This morning, Torpy expressed delight that commissioners approved the site plan.

“I’m happy to get this step of the new JPJ complex completed,” he said. “We’re up against a tight time line to accommodate the needs of the District, Municipal and Magistrate courts.”

Last year, the Municipal and District courts vacated the dilapidated Municipal Building, which is now being demolished. Not only was the space the courts occupied in the more-than-40-year-old Municipal Building inadequate for security reasons, but state law requires the county to provide adequate courtroom space to its residents.

Another pressing issue is the fact that the lease runs out in June on the space occupied by the Magistrate Court behind Hill Diner on Trinity Drive.

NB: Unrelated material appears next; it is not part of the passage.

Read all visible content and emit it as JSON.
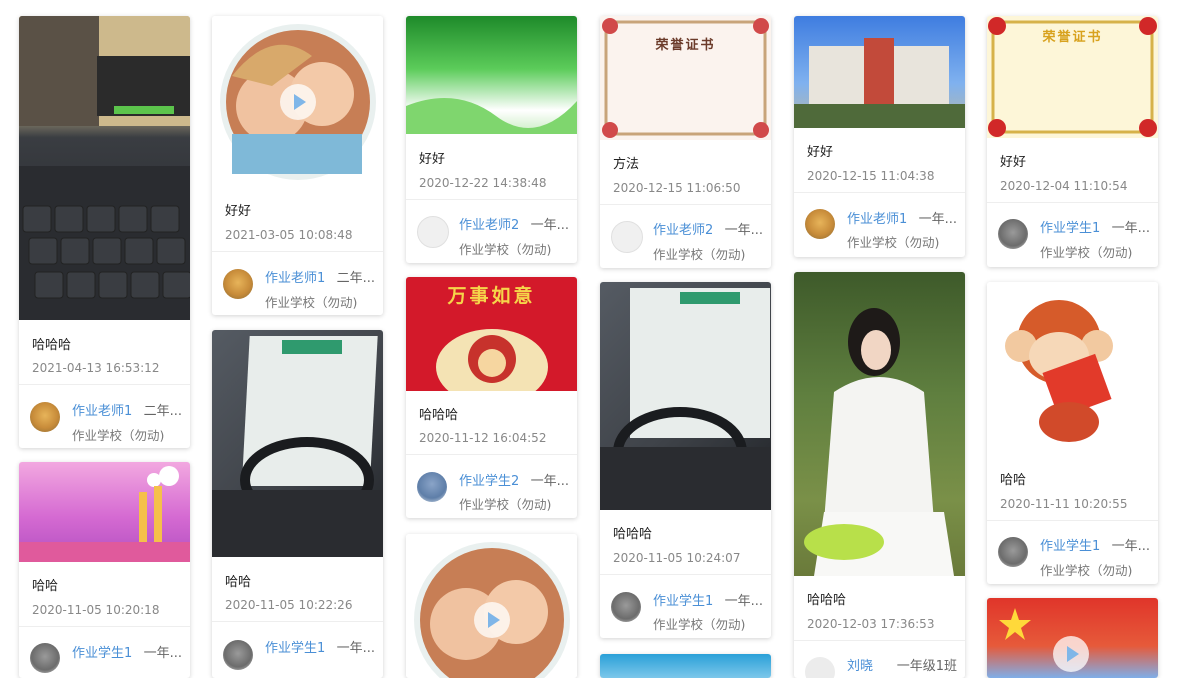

The court must vacate that property and apart from obvious efficiency benefits, the county could benefit from annual lease revenues if the Magistrate Court is included in the project.

Also, the operations costs for the police department to transport and monitor prisoners for trials increases if the Municipal, District and Magistrate courts are separated.

Another issue is that the existing police facility was constructed in 1977 and does not meet modern security and energy efficiency standards.

The JPJ complex has been in the works for five years in an effort to address those deficiencies with all three facilities.

The project team’s goal is to complete the grading, drainage and site preparation portion of the design, Zimmerman said, and award a contract to the Construction Manager at Risk (CMAR) company so the contractor can begin work in August, in order to take advantage of the construction season.

“The county is in the process of selecting a CMAR and interviews start today,” Zimmerman said this morning.

The project will be paid for from a special 1/8-percent county correctional facility GRT tax increment in effect since July 1, 2006. Some $4 million has been collected to date from that increment.

Bonds will be issued for the remainder of the cost of the project estimated in the $20 million range, Zimmerman said.

The JPJ complex is designed to do the following:

• Provide a consolidated judicial complex to serve the citizens of Los Alamos County;

• meet Los Alamos County judiciary requirements;

• provide a modern police/jail facility to meet future needs with minimal staffing increases; and

• design the project to accommodate possible future parking and infrastructure needs on the municipal site.

The project schedule is set to follow this time line:

• Award a CMAR contract by Aug. 5;

•  start construction in August;

•  enclose the building by November; and

• complete construction by next summer.

For information, contact Project Manager Victor Martinez at 662-8150.